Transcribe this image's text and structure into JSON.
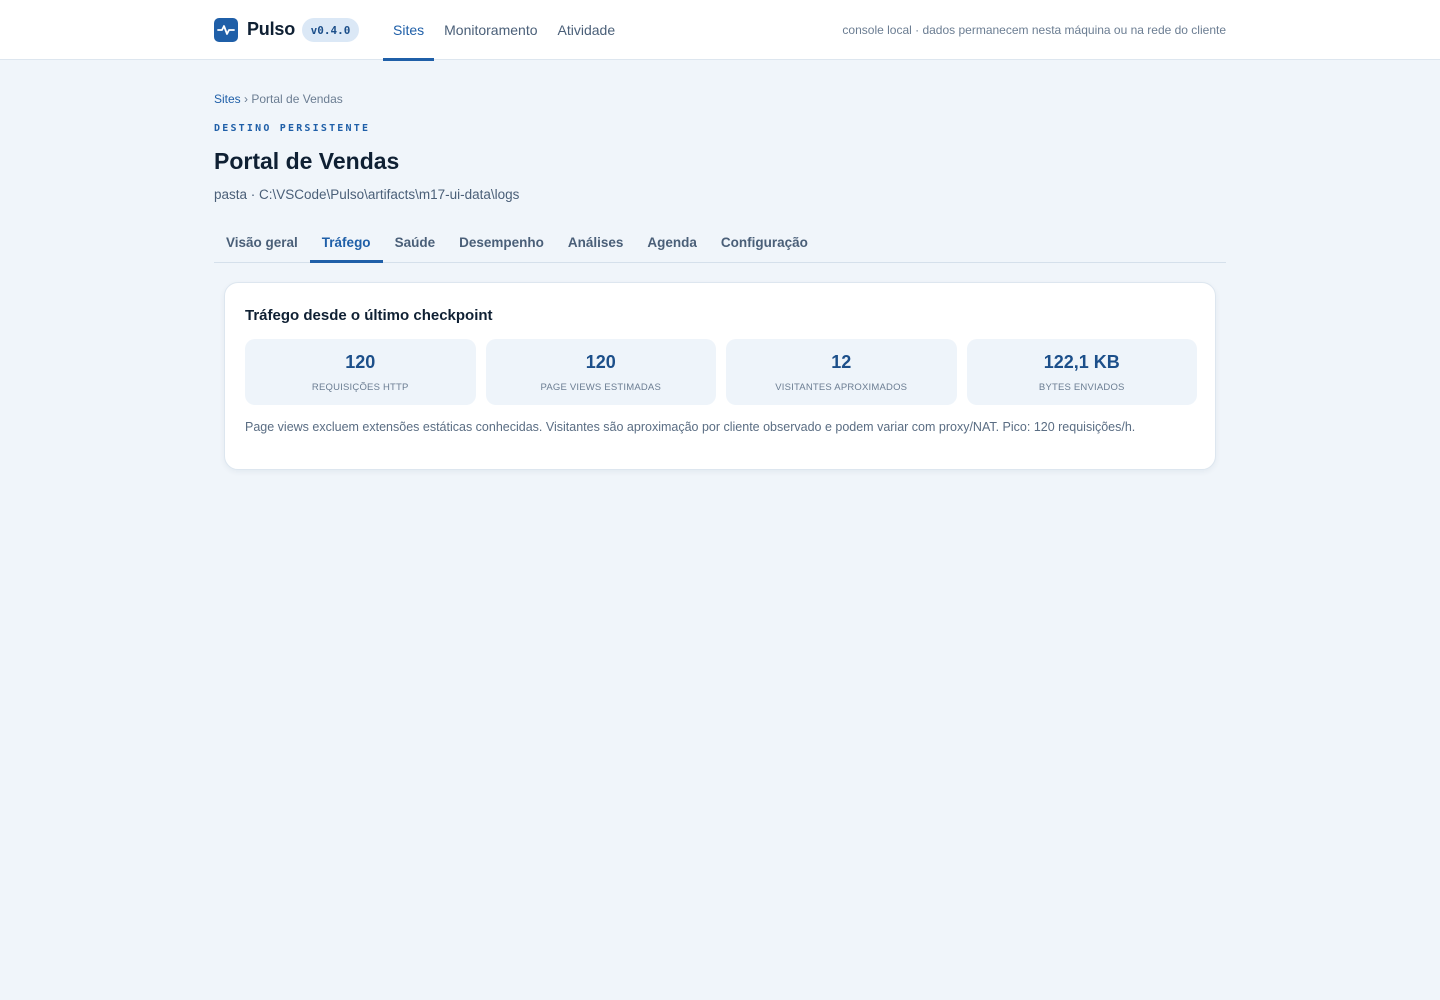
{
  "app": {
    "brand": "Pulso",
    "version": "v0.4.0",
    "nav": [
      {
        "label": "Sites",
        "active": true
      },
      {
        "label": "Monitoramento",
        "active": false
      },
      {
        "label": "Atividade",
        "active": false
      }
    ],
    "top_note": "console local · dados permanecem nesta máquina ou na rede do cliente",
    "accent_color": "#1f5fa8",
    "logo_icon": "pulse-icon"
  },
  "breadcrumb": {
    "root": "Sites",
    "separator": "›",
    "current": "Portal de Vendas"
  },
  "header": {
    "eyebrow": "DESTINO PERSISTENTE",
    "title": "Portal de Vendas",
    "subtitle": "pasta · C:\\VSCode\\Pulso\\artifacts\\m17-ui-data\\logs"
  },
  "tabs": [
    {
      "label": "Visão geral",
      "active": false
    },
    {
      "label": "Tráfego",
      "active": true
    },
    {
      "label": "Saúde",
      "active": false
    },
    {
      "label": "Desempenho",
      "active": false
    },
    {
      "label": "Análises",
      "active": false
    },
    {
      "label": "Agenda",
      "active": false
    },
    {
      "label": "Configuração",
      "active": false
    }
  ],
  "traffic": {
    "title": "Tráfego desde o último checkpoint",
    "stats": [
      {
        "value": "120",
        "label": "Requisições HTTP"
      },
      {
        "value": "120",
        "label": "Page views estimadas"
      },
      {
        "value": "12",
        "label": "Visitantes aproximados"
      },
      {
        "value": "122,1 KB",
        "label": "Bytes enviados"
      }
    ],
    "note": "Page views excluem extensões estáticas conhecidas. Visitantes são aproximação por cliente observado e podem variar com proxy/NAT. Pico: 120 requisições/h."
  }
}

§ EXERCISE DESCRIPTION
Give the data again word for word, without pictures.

§ TASK OUTPUT
Transcribe this image's text and structure into JSON.
{
  "app": {
    "brand": "Pulso",
    "version": "v0.4.0",
    "nav": [
      {
        "label": "Sites",
        "active": true
      },
      {
        "label": "Monitoramento",
        "active": false
      },
      {
        "label": "Atividade",
        "active": false
      }
    ],
    "top_note": "console local · dados permanecem nesta máquina ou na rede do cliente",
    "accent_color": "#1f5fa8",
    "logo_icon": "pulse-icon"
  },
  "breadcrumb": {
    "root": "Sites",
    "separator": "›",
    "current": "Portal de Vendas"
  },
  "header": {
    "eyebrow": "DESTINO PERSISTENTE",
    "title": "Portal de Vendas",
    "subtitle": "pasta · C:\\VSCode\\Pulso\\artifacts\\m17-ui-data\\logs"
  },
  "tabs": [
    {
      "label": "Visão geral",
      "active": false
    },
    {
      "label": "Tráfego",
      "active": true
    },
    {
      "label": "Saúde",
      "active": false
    },
    {
      "label": "Desempenho",
      "active": false
    },
    {
      "label": "Análises",
      "active": false
    },
    {
      "label": "Agenda",
      "active": false
    },
    {
      "label": "Configuração",
      "active": false
    }
  ],
  "traffic": {
    "title": "Tráfego desde o último checkpoint",
    "stats": [
      {
        "value": "120",
        "label": "Requisições HTTP"
      },
      {
        "value": "120",
        "label": "Page views estimadas"
      },
      {
        "value": "12",
        "label": "Visitantes aproximados"
      },
      {
        "value": "122,1 KB",
        "label": "Bytes enviados"
      }
    ],
    "note": "Page views excluem extensões estáticas conhecidas. Visitantes são aproximação por cliente observado e podem variar com proxy/NAT. Pico: 120 requisições/h."
  }
}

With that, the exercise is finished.